It's pretty hard to be a top-five pick in New York City and still have a feeling like the jury is out after two years, but here we are with Darnold. He's unquestionably been dealt a bad hand in New York, with two head coaches in as many NFL seasons. Nothing that happened in 2019 leaves you with the feeling that Adam Gase is a great fit in New York, either. It's also not Darnold's fault that he got mono last season, costing him three games. He did lead the Jets to a 7-6 record last year in games he played, despite playing behind a disastrous offensive line. The Jets used their first-round pick on former Louisville offensive tackle Mekhi Becton, which will hopefully help rectify that situation. However, the team let wide receiver Robby Anderson walk in free agency, weakening an already unimpressive group of skill-position talent. For the third consecutive season, Darnold will be left to make the best of a less-than-ideal situation.
23. Joe Burrow, Cincinnati Bengals
A year after leading LSU to the National Championship, Burrow will bring his immense confidence to Cincinnati, after the Bengals made him the No. 1 overall pick. Even though they went just 2-14 last season and haven't won a playoff game since before Burrow was born, this actually isn't a terrible spot to land. A.J. Green will return after missing the entirety of the 2019 season, and he's part of a group of skill-position talent that includes Joe Mixon, Tyler Boyd, Tee Higgins, John Ross III and Auden Tate. The Bengals aren't going to compete for the playoffs in 2020, but if Zac Taylor can coach, Burrow will lead the Bengals to four or so more wins than they had a season ago.
22. Daniel Jones, New York Giants
Despite being coached by the eventually-dismissed Pat Shurmur and having to navigate through a curious second season from Saquon Barkley, Jones looked worthy of the No. 6 overall pick in his first NFL season. In 12 starts, Jones tossed 24 touchdowns and was picked off 12 times, a pretty impressive ratio for a rookie. He also ran for 279 yards, displaying the ability to take off when needed, something that's essentially a requirement in today's game. The biggest issue that Jones needs to fix from his rookie season is his fumbling, as he led the NFL with 18 fumbles. That should be something that's correctable, especially if he has better protection after the Giants used the No. 4 overall pick on former Georgia offensive tackle Andrew Thomas. Jones may not have the ceiling of being a top-five starter, but he projects as someone capable of being a top-half-of-the-league starter for a long time.
21. Jared Goff, Los Angeles Rams

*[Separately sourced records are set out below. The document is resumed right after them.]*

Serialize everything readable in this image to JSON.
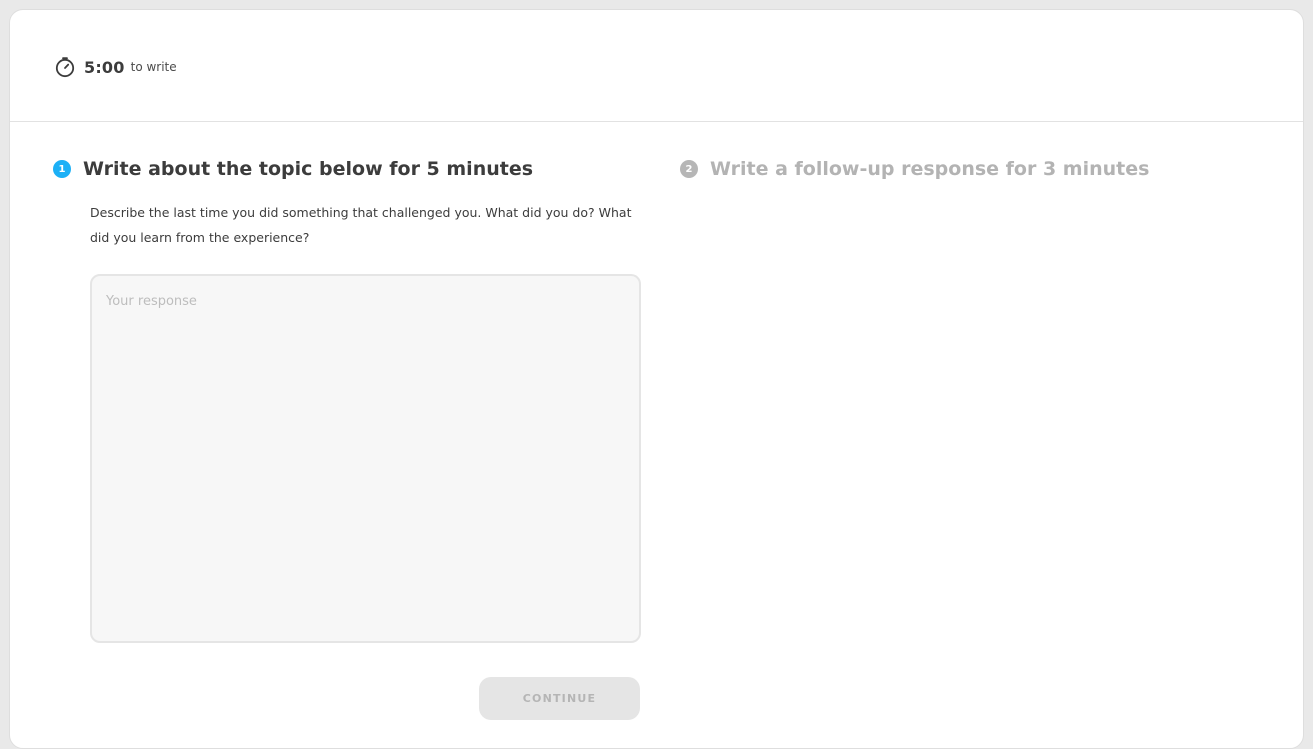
{
  "timer": {
    "value": "5:00",
    "suffix": "to write",
    "icon": "stopwatch-icon"
  },
  "step1": {
    "number": "1",
    "title": "Write about the topic below for 5 minutes",
    "prompt": "Describe the last time you did something that challenged you. What did you do? What did you learn from the experience?",
    "response_value": "",
    "response_placeholder": "Your response",
    "continue_label": "CONTINUE"
  },
  "step2": {
    "number": "2",
    "title": "Write a follow-up response for 3 minutes"
  },
  "colors": {
    "accent": "#1cb0f6",
    "muted": "#b6b6b6",
    "text": "#3c3c3c"
  }
}
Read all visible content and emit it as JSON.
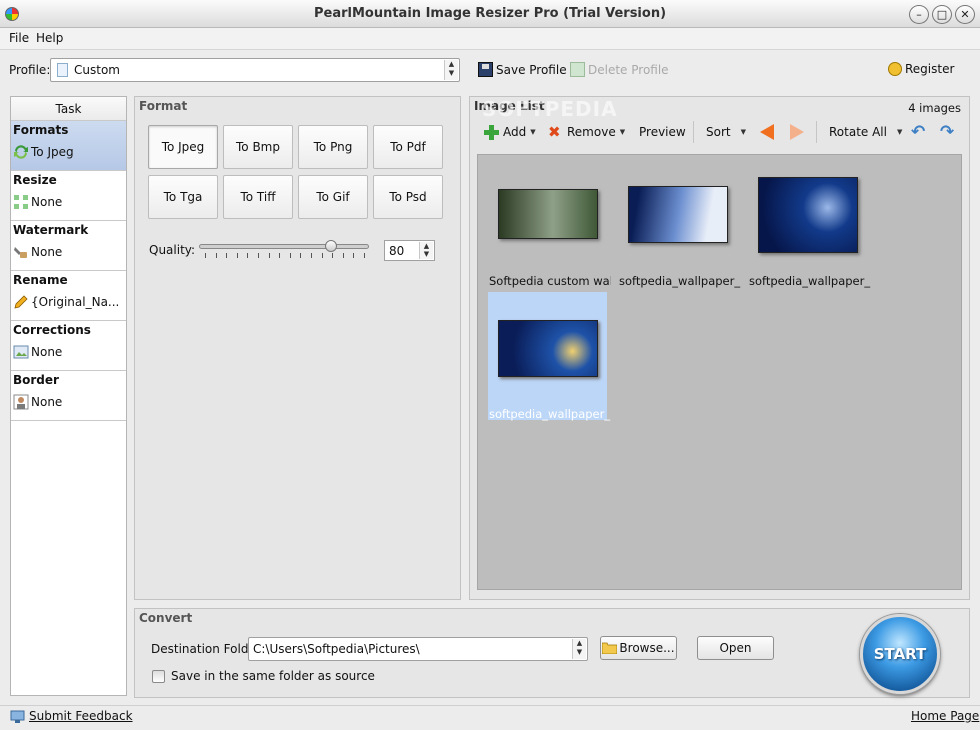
{
  "window": {
    "title": "PearlMountain Image Resizer Pro (Trial Version)"
  },
  "menu": {
    "items": [
      "File",
      "Help"
    ]
  },
  "profile": {
    "label": "Profile:",
    "value": "Custom",
    "save_label": "Save Profile",
    "delete_label": "Delete Profile",
    "register_label": "Register"
  },
  "task": {
    "header": "Task",
    "items": [
      {
        "title": "Formats",
        "value": "To Jpeg",
        "icon": "convert-icon"
      },
      {
        "title": "Resize",
        "value": "None",
        "icon": "resize-icon"
      },
      {
        "title": "Watermark",
        "value": "None",
        "icon": "watermark-icon"
      },
      {
        "title": "Rename",
        "value": "{Original_Na...",
        "icon": "pencil-icon"
      },
      {
        "title": "Corrections",
        "value": "None",
        "icon": "corrections-icon"
      },
      {
        "title": "Border",
        "value": "None",
        "icon": "border-icon"
      }
    ]
  },
  "format": {
    "title": "Format",
    "buttons": [
      "To Jpeg",
      "To Bmp",
      "To Png",
      "To Pdf",
      "To Tga",
      "To Tiff",
      "To Gif",
      "To Psd"
    ],
    "selected": "To Jpeg",
    "quality_label": "Quality:",
    "quality_value": "80"
  },
  "image_list": {
    "title": "Image List",
    "count": "4 images",
    "toolbar": {
      "add": "Add",
      "remove": "Remove",
      "preview": "Preview",
      "sort": "Sort",
      "rotate_all": "Rotate All"
    },
    "images": [
      {
        "name": "Softpedia custom wall...",
        "colors": [
          "#2b3a22",
          "#8fa088",
          "#3f5836"
        ]
      },
      {
        "name": "softpedia_wallpaper_...",
        "colors": [
          "#0a1d55",
          "#6c8fd0",
          "#e8eef8"
        ]
      },
      {
        "name": "softpedia_wallpaper_...",
        "colors": [
          "#06164a",
          "#123a8a",
          "#9bb8e8"
        ]
      },
      {
        "name": "softpedia_wallpaper_...",
        "colors": [
          "#0a1d58",
          "#1e52a8",
          "#f0d070"
        ]
      }
    ],
    "watermark": "SOFTPEDIA"
  },
  "convert": {
    "title": "Convert",
    "dest_label": "Destination Folder:",
    "dest_value": "C:\\Users\\Softpedia\\Pictures\\",
    "browse_label": "Browse...",
    "open_label": "Open",
    "same_folder_label": "Save in the same folder as source",
    "start_label": "START"
  },
  "status": {
    "feedback": "Submit Feedback",
    "home": "Home Page"
  }
}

2020 can't be a make-or-break year for Goff because the Rams are essentially tied to the former No. 1 overall pick contractually through the 2022 season. However, after the Rams' offense laid an egg in Super Bowl LIII, Goff saw massive regression in 2020. In his age-25 season, Goff was asked to throw a league-high 626 times, and ended up being picked off a career-high 16 times. Don't listen to the spin, Sean McVay is a really good offensive mind. He'll need to do a better job putting Goff in situations to be successful this year, including running the ball more, which one would expect after they spent a second-round pick on Cam Akers. Still, Goff will take home over $31 million in 2020, and his individual performance needs to reflect as such.